- DIRECTIONS FOR THIS TASK -
Retype all of the data word for word, without pictures.

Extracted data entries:
····················
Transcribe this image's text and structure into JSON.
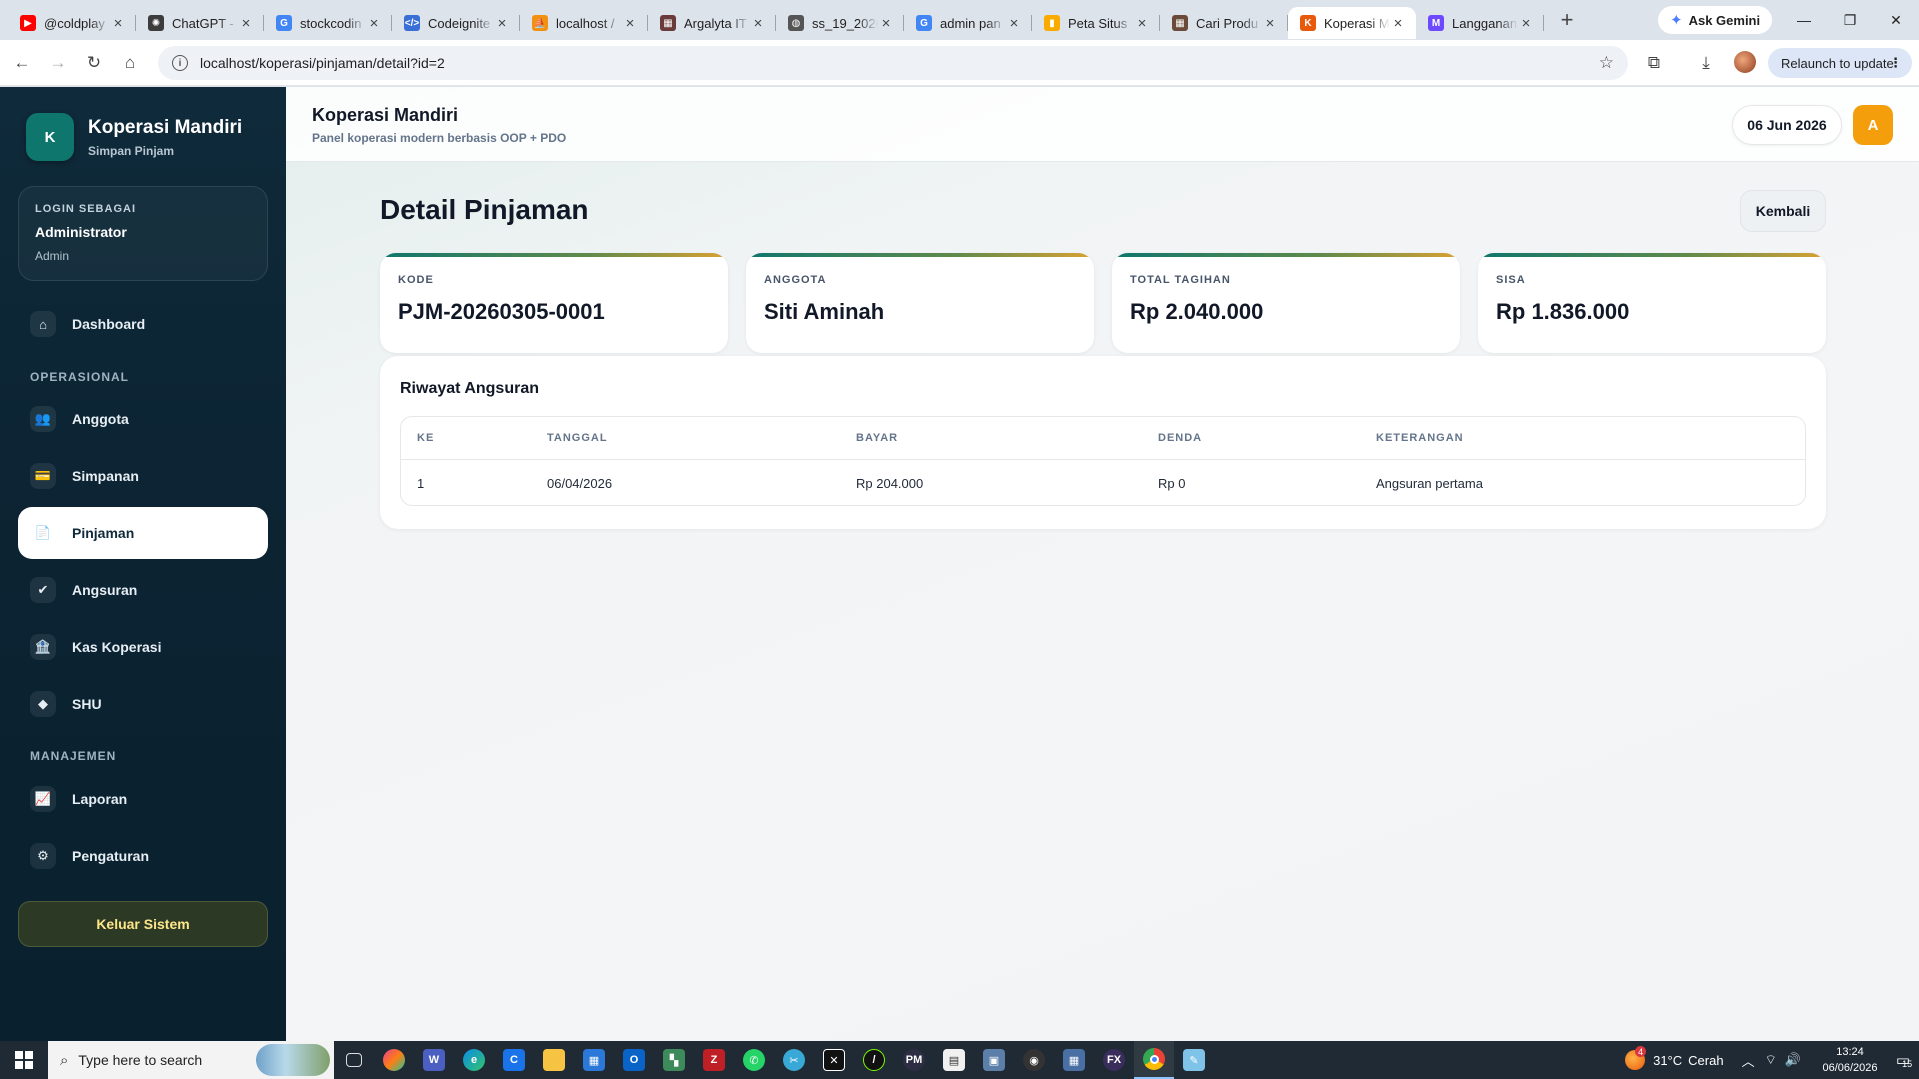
{
  "browser": {
    "tabs": [
      {
        "title": "@coldplay",
        "fav": "youtube-icon",
        "color": "#ff0000",
        "glyph": "▶"
      },
      {
        "title": "ChatGPT -",
        "fav": "chatgpt-icon",
        "color": "#3c3c3c",
        "glyph": "✺"
      },
      {
        "title": "stockcodin",
        "fav": "google-icon",
        "color": "#4285f4",
        "glyph": "G"
      },
      {
        "title": "Codeignite",
        "fav": "code-icon",
        "color": "#3b6fd8",
        "glyph": "</>"
      },
      {
        "title": "localhost /",
        "fav": "phpmyadmin-icon",
        "color": "#f29111",
        "glyph": "⛵"
      },
      {
        "title": "Argalyta IT",
        "fav": "page-icon",
        "color": "#6b3a3a",
        "glyph": "▦"
      },
      {
        "title": "ss_19_2026",
        "fav": "globe-icon",
        "color": "#555555",
        "glyph": "◍"
      },
      {
        "title": "admin pan",
        "fav": "google-icon",
        "color": "#4285f4",
        "glyph": "G"
      },
      {
        "title": "Peta Situs",
        "fav": "analytics-icon",
        "color": "#f9ab00",
        "glyph": "▮"
      },
      {
        "title": "Cari Produ",
        "fav": "page-icon",
        "color": "#6b4a3a",
        "glyph": "▦"
      },
      {
        "title": "Koperasi M",
        "fav": "koperasi-icon",
        "color": "#e8590c",
        "glyph": "K",
        "active": true
      },
      {
        "title": "Langganan",
        "fav": "shop-icon",
        "color": "#6d4aff",
        "glyph": "M"
      }
    ],
    "gemini_label": "Ask Gemini",
    "url": "localhost/koperasi/pinjaman/detail?id=2",
    "relaunch_label": "Relaunch to update"
  },
  "sidebar": {
    "brand_logo": "K",
    "brand_name": "Koperasi Mandiri",
    "brand_sub": "Simpan Pinjam",
    "login_label": "LOGIN SEBAGAI",
    "login_name": "Administrator",
    "login_role": "Admin",
    "dashboard": {
      "label": "Dashboard",
      "icon": "⌂"
    },
    "section_operasional": "OPERASIONAL",
    "anggota": {
      "label": "Anggota",
      "icon": "👥"
    },
    "simpanan": {
      "label": "Simpanan",
      "icon": "💳"
    },
    "pinjaman": {
      "label": "Pinjaman",
      "icon": "📄"
    },
    "angsuran": {
      "label": "Angsuran",
      "icon": "✔"
    },
    "kas": {
      "label": "Kas Koperasi",
      "icon": "🏦"
    },
    "shu": {
      "label": "SHU",
      "icon": "◆"
    },
    "section_manajemen": "MANAJEMEN",
    "laporan": {
      "label": "Laporan",
      "icon": "📈"
    },
    "pengaturan": {
      "label": "Pengaturan",
      "icon": "⚙"
    },
    "logout_label": "Keluar Sistem"
  },
  "header": {
    "title": "Koperasi Mandiri",
    "subtitle": "Panel koperasi modern berbasis OOP + PDO",
    "date": "06 Jun 2026",
    "avatar": "A"
  },
  "page": {
    "title": "Detail Pinjaman",
    "back_label": "Kembali",
    "stats": [
      {
        "label": "KODE",
        "value": "PJM-20260305-0001"
      },
      {
        "label": "ANGGOTA",
        "value": "Siti Aminah"
      },
      {
        "label": "TOTAL TAGIHAN",
        "value": "Rp 2.040.000"
      },
      {
        "label": "SISA",
        "value": "Rp 1.836.000"
      }
    ],
    "history_title": "Riwayat Angsuran",
    "columns": [
      "KE",
      "TANGGAL",
      "BAYAR",
      "DENDA",
      "KETERANGAN"
    ],
    "rows": [
      [
        "1",
        "06/04/2026",
        "Rp 204.000",
        "Rp 0",
        "Angsuran pertama"
      ]
    ]
  },
  "taskbar": {
    "search_placeholder": "Type here to search",
    "temperature": "31°C",
    "weather": "Cerah",
    "weather_badge": "4",
    "time": "13:24",
    "date": "06/06/2026",
    "notifications": "15"
  }
}
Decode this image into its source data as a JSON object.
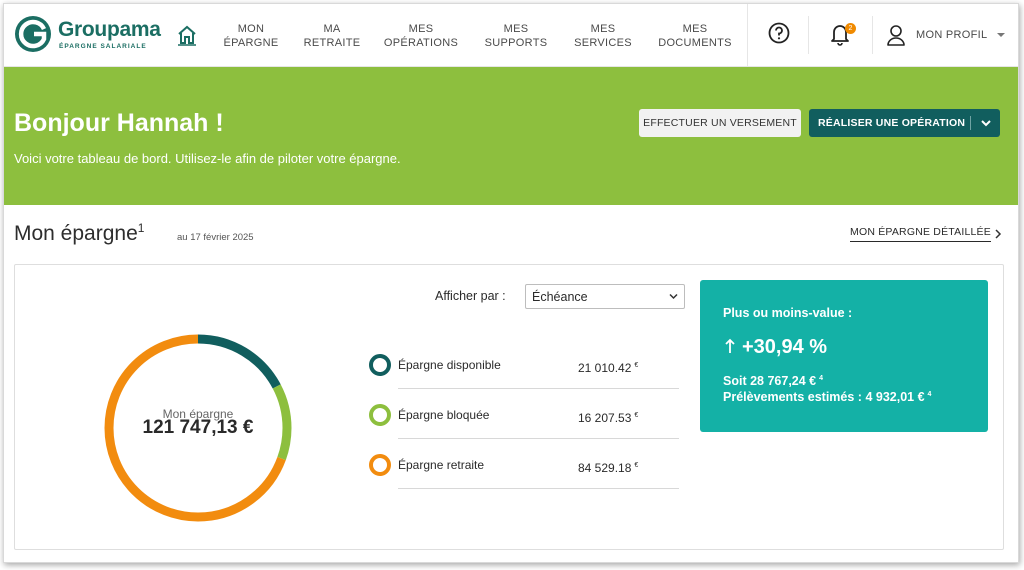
{
  "brand": {
    "name": "Groupama",
    "tagline": "ÉPARGNE SALARIALE",
    "color": "#1b6e63"
  },
  "nav": {
    "items": [
      {
        "line1": "MON",
        "line2": "ÉPARGNE"
      },
      {
        "line1": "MA",
        "line2": "RETRAITE"
      },
      {
        "line1": "MES",
        "line2": "OPÉRATIONS"
      },
      {
        "line1": "MES",
        "line2": "SUPPORTS"
      },
      {
        "line1": "MES",
        "line2": "SERVICES"
      },
      {
        "line1": "MES",
        "line2": "DOCUMENTS"
      }
    ]
  },
  "header": {
    "notification_count": "2",
    "profile_label": "MON PROFIL",
    "icons": [
      "home-icon",
      "help-icon",
      "bell-icon",
      "user-icon",
      "chevron-down-icon"
    ]
  },
  "hero": {
    "greeting": "Bonjour Hannah !",
    "intro": "Voici votre tableau de bord. Utilisez-le afin de piloter votre épargne.",
    "btn_versement": "EFFECTUER UN VERSEMENT",
    "btn_operation": "RÉALISER UNE OPÉRATION",
    "bg_color": "#8dbf3e",
    "accent_color": "#115e5e"
  },
  "section": {
    "title": "Mon épargne",
    "title_sup": "1",
    "date": "au 17 février 2025",
    "detail_link": "MON ÉPARGNE DÉTAILLÉE"
  },
  "savings": {
    "donut_label": "Mon épargne",
    "total": "121 747,13 €",
    "filter_label": "Afficher par :",
    "filter_value": "Échéance",
    "rows": [
      {
        "name": "Épargne disponible",
        "value": "21 010.42",
        "currency": "€",
        "amount": 21010.42,
        "color": "#115e5e"
      },
      {
        "name": "Épargne bloquée",
        "value": "16 207.53",
        "currency": "€",
        "amount": 16207.53,
        "color": "#8dbf3e"
      },
      {
        "name": "Épargne retraite",
        "value": "84 529.18",
        "currency": "€",
        "amount": 84529.18,
        "color": "#f28c0f"
      }
    ]
  },
  "performance": {
    "title": "Plus ou moins-value :",
    "value": "+30,94 %",
    "line1": "Soit 28 767,24 €",
    "line1_sup": "4",
    "line2": "Prélèvements estimés : 4 932,01 €",
    "line2_sup": "4",
    "bg_color": "#14b1a6"
  }
}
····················
- EXERCISE OUTPUT -
Transcribe this image's text and structure into JSON.
{
  "browser": {
    "tabs": [
      {
        "title": "@coldplay",
        "fav": "youtube-icon",
        "color": "#ff0000",
        "glyph": "▶"
      },
      {
        "title": "ChatGPT -",
        "fav": "chatgpt-icon",
        "color": "#3c3c3c",
        "glyph": "✺"
      },
      {
        "title": "stockcodin",
        "fav": "google-icon",
        "color": "#4285f4",
        "glyph": "G"
      },
      {
        "title": "Codeignite",
        "fav": "code-icon",
        "color": "#3b6fd8",
        "glyph": "</>"
      },
      {
        "title": "localhost /",
        "fav": "phpmyadmin-icon",
        "color": "#f29111",
        "glyph": "⛵"
      },
      {
        "title": "Argalyta IT",
        "fav": "page-icon",
        "color": "#6b3a3a",
        "glyph": "▦"
      },
      {
        "title": "ss_19_2026",
        "fav": "globe-icon",
        "color": "#555555",
        "glyph": "◍"
      },
      {
        "title": "admin pan",
        "fav": "google-icon",
        "color": "#4285f4",
        "glyph": "G"
      },
      {
        "title": "Peta Situs",
        "fav": "analytics-icon",
        "color": "#f9ab00",
        "glyph": "▮"
      },
      {
        "title": "Cari Produ",
        "fav": "page-icon",
        "color": "#6b4a3a",
        "glyph": "▦"
      },
      {
        "title": "Koperasi M",
        "fav": "koperasi-icon",
        "color": "#e8590c",
        "glyph": "K",
        "active": true
      },
      {
        "title": "Langganan",
        "fav": "shop-icon",
        "color": "#6d4aff",
        "glyph": "M"
      }
    ],
    "gemini_label": "Ask Gemini",
    "url": "localhost/koperasi/pinjaman/detail?id=2",
    "relaunch_label": "Relaunch to update"
  },
  "sidebar": {
    "brand_logo": "K",
    "brand_name": "Koperasi Mandiri",
    "brand_sub": "Simpan Pinjam",
    "login_label": "LOGIN SEBAGAI",
    "login_name": "Administrator",
    "login_role": "Admin",
    "dashboard": {
      "label": "Dashboard",
      "icon": "⌂"
    },
    "section_operasional": "OPERASIONAL",
    "anggota": {
      "label": "Anggota",
      "icon": "👥"
    },
    "simpanan": {
      "label": "Simpanan",
      "icon": "💳"
    },
    "pinjaman": {
      "label": "Pinjaman",
      "icon": "📄"
    },
    "angsuran": {
      "label": "Angsuran",
      "icon": "✔"
    },
    "kas": {
      "label": "Kas Koperasi",
      "icon": "🏦"
    },
    "shu": {
      "label": "SHU",
      "icon": "◆"
    },
    "section_manajemen": "MANAJEMEN",
    "laporan": {
      "label": "Laporan",
      "icon": "📈"
    },
    "pengaturan": {
      "label": "Pengaturan",
      "icon": "⚙"
    },
    "logout_label": "Keluar Sistem"
  },
  "header": {
    "title": "Koperasi Mandiri",
    "subtitle": "Panel koperasi modern berbasis OOP + PDO",
    "date": "06 Jun 2026",
    "avatar": "A"
  },
  "page": {
    "title": "Detail Pinjaman",
    "back_label": "Kembali",
    "stats": [
      {
        "label": "KODE",
        "value": "PJM-20260305-0001"
      },
      {
        "label": "ANGGOTA",
        "value": "Siti Aminah"
      },
      {
        "label": "TOTAL TAGIHAN",
        "value": "Rp 2.040.000"
      },
      {
        "label": "SISA",
        "value": "Rp 1.836.000"
      }
    ],
    "history_title": "Riwayat Angsuran",
    "columns": [
      "KE",
      "TANGGAL",
      "BAYAR",
      "DENDA",
      "KETERANGAN"
    ],
    "rows": [
      [
        "1",
        "06/04/2026",
        "Rp 204.000",
        "Rp 0",
        "Angsuran pertama"
      ]
    ]
  },
  "taskbar": {
    "search_placeholder": "Type here to search",
    "temperature": "31°C",
    "weather": "Cerah",
    "weather_badge": "4",
    "time": "13:24",
    "date": "06/06/2026",
    "notifications": "15"
  }
}
Decode this image into its source data as a JSON object.
{
  "brand": {
    "name": "Groupama",
    "tagline": "ÉPARGNE SALARIALE",
    "color": "#1b6e63"
  },
  "nav": {
    "items": [
      {
        "line1": "MON",
        "line2": "ÉPARGNE"
      },
      {
        "line1": "MA",
        "line2": "RETRAITE"
      },
      {
        "line1": "MES",
        "line2": "OPÉRATIONS"
      },
      {
        "line1": "MES",
        "line2": "SUPPORTS"
      },
      {
        "line1": "MES",
        "line2": "SERVICES"
      },
      {
        "line1": "MES",
        "line2": "DOCUMENTS"
      }
    ]
  },
  "header": {
    "notification_count": "2",
    "profile_label": "MON PROFIL",
    "icons": [
      "home-icon",
      "help-icon",
      "bell-icon",
      "user-icon",
      "chevron-down-icon"
    ]
  },
  "hero": {
    "greeting": "Bonjour Hannah !",
    "intro": "Voici votre tableau de bord. Utilisez-le afin de piloter votre épargne.",
    "btn_versement": "EFFECTUER UN VERSEMENT",
    "btn_operation": "RÉALISER UNE OPÉRATION",
    "bg_color": "#8dbf3e",
    "accent_color": "#115e5e"
  },
  "section": {
    "title": "Mon épargne",
    "title_sup": "1",
    "date": "au 17 février 2025",
    "detail_link": "MON ÉPARGNE DÉTAILLÉE"
  },
  "savings": {
    "donut_label": "Mon épargne",
    "total": "121 747,13 €",
    "filter_label": "Afficher par :",
    "filter_value": "Échéance",
    "rows": [
      {
        "name": "Épargne disponible",
        "value": "21 010.42",
        "currency": "€",
        "amount": 21010.42,
        "color": "#115e5e"
      },
      {
        "name": "Épargne bloquée",
        "value": "16 207.53",
        "currency": "€",
        "amount": 16207.53,
        "color": "#8dbf3e"
      },
      {
        "name": "Épargne retraite",
        "value": "84 529.18",
        "currency": "€",
        "amount": 84529.18,
        "color": "#f28c0f"
      }
    ]
  },
  "performance": {
    "title": "Plus ou moins-value :",
    "value": "+30,94 %",
    "line1": "Soit 28 767,24 €",
    "line1_sup": "4",
    "line2": "Prélèvements estimés : 4 932,01 €",
    "line2_sup": "4",
    "bg_color": "#14b1a6"
  }
}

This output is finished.